I have to wonder if Bruno lists me (who actually enjoyed his segment with Radnich for a longer stretch of time than most radio hosts get to stay on the air, until they ran out of stuff to talk about and recycled the same topics every day) as one of the “2 or 3 people who want to destroy (his) life.” I had no axe to grind when I pulled all the tweet and the first Facebook apology together; I saw people talking about his racist comment (calling someone an “illegal alien” just because they have brown skin and a last name ending with “ez” is racist, and Bruno knows it) on Twitter and explored the issue further.
And here he is again, dismissing the issue at hand (that he clicked send after typing something that pissed people off) with a tired diatribe about his disdain for the unwritten rules in baseball. How groundbreaking. That reminds me — when you think about it, baseball games are just too darned long these days, aren’t they? And what’s the deal with Al Gore claiming he invented the Internet (or as Bruno would call it, the “world wide web”)? And will that wacky Brett Favre ever make a decision and stick to it?
But my favorite part of this apology is the end, where he says (emphasis mine), “Most of my rational thinking audience and followers can attest to that fact.” Even Bruno knows that some rational people, people who have listened to him on the radio either regularly or intermittently for years, wrote him off this past weekend as someone who, when angry, turns to irrational thoughts and ideas to make him feel better. Forget the tweeting and Facebooking so many of us do to keep the circle of publicity and SEO rolling — Bruno’s job is to communicate his thoughts to the audience. He didn’t do his job.
Bruno’s main defense strategy — besides counterattacking — is to fall back on what he’s been his whole career — that’s where the whole “40 year career” thing comes in. And while he’s been on many shows on many stations in many markets during his career, he isn’t Don Imus.
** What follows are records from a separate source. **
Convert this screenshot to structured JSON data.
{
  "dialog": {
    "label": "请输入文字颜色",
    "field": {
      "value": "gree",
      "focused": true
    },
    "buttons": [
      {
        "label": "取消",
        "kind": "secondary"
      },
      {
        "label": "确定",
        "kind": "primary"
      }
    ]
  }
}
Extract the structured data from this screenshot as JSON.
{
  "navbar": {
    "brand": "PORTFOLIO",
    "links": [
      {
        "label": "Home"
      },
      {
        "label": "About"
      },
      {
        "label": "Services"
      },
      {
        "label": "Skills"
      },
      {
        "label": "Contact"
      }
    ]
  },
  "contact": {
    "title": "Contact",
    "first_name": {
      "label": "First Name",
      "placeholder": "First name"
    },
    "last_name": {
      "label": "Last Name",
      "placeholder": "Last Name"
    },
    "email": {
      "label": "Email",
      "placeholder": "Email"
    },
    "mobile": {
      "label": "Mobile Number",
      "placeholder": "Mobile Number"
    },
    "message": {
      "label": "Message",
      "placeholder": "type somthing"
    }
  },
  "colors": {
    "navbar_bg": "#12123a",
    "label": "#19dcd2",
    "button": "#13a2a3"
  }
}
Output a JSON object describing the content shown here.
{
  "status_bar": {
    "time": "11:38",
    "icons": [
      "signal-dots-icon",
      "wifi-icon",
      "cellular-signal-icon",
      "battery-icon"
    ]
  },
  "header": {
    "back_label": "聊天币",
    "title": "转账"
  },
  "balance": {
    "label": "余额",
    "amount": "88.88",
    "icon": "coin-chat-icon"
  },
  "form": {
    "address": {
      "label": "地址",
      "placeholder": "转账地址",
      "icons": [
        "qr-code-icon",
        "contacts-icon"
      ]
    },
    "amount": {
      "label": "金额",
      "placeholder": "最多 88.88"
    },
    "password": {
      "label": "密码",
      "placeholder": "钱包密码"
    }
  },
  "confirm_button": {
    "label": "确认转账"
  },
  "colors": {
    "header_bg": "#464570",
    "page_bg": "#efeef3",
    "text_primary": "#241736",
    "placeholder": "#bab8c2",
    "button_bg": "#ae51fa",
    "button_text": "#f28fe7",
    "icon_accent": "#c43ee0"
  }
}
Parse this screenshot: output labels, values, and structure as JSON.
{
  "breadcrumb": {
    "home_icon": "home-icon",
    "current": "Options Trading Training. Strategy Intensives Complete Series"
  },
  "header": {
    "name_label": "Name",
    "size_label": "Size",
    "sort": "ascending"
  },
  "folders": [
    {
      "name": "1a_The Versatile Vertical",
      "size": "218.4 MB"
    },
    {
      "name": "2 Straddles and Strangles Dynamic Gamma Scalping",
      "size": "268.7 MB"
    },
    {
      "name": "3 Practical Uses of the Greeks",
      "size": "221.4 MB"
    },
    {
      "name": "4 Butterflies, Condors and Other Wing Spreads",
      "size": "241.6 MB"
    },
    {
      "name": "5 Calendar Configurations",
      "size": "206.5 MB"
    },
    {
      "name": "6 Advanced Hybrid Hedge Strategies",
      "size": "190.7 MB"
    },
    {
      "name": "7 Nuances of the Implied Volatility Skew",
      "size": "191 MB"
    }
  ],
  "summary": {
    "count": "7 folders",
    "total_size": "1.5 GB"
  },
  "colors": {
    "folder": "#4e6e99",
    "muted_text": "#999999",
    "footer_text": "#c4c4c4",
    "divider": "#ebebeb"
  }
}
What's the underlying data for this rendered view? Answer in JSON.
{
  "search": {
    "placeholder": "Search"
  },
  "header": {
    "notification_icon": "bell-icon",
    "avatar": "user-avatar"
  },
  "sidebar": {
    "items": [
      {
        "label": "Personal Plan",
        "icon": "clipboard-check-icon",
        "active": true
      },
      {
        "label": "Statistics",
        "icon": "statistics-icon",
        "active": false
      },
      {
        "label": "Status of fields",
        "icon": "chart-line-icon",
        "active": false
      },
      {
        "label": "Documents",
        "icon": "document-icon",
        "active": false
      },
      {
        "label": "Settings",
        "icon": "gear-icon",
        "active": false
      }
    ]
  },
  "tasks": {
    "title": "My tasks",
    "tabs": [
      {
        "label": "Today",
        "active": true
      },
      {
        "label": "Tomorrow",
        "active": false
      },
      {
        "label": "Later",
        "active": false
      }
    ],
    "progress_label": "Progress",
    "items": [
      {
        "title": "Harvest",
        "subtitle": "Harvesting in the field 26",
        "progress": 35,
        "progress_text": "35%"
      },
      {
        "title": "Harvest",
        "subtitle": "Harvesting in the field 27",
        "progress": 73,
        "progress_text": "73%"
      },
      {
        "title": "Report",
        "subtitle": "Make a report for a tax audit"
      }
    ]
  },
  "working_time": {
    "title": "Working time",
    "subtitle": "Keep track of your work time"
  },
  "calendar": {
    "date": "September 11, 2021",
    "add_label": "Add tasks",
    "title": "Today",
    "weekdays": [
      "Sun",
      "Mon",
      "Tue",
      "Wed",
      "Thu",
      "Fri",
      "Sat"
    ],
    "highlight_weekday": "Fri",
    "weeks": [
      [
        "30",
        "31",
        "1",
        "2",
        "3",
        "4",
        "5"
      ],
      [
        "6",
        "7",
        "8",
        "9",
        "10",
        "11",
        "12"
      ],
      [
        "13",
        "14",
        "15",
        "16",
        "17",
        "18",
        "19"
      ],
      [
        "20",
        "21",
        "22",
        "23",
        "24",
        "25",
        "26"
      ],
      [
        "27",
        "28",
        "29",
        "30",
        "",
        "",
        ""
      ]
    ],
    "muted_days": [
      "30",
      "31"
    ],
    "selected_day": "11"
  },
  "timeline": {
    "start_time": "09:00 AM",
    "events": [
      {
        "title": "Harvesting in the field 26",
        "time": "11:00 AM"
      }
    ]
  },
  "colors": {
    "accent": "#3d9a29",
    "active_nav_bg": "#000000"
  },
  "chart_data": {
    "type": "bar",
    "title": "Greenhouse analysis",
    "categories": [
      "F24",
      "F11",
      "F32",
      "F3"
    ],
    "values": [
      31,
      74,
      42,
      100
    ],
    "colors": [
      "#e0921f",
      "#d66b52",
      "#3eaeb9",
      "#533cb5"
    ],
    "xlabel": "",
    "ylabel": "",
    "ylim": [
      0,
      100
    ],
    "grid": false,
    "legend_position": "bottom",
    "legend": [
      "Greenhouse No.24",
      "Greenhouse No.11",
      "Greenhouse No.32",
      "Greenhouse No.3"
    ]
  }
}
He isn’t a shock jock. The “illegal alien” tweet was out of character. And Bruno’s audience, while moderately rabid (check out some of the comments backing him up below his Facebook apologies), probably isn’t big enough to save him in several markets, including the Bay Area. I’m not sure he’ll lose his job entirely (although he may end up on an extended vacation of some sort starting tomorrow), but it’s hard to imagine how these angry Facebook apologies are going to help his cause.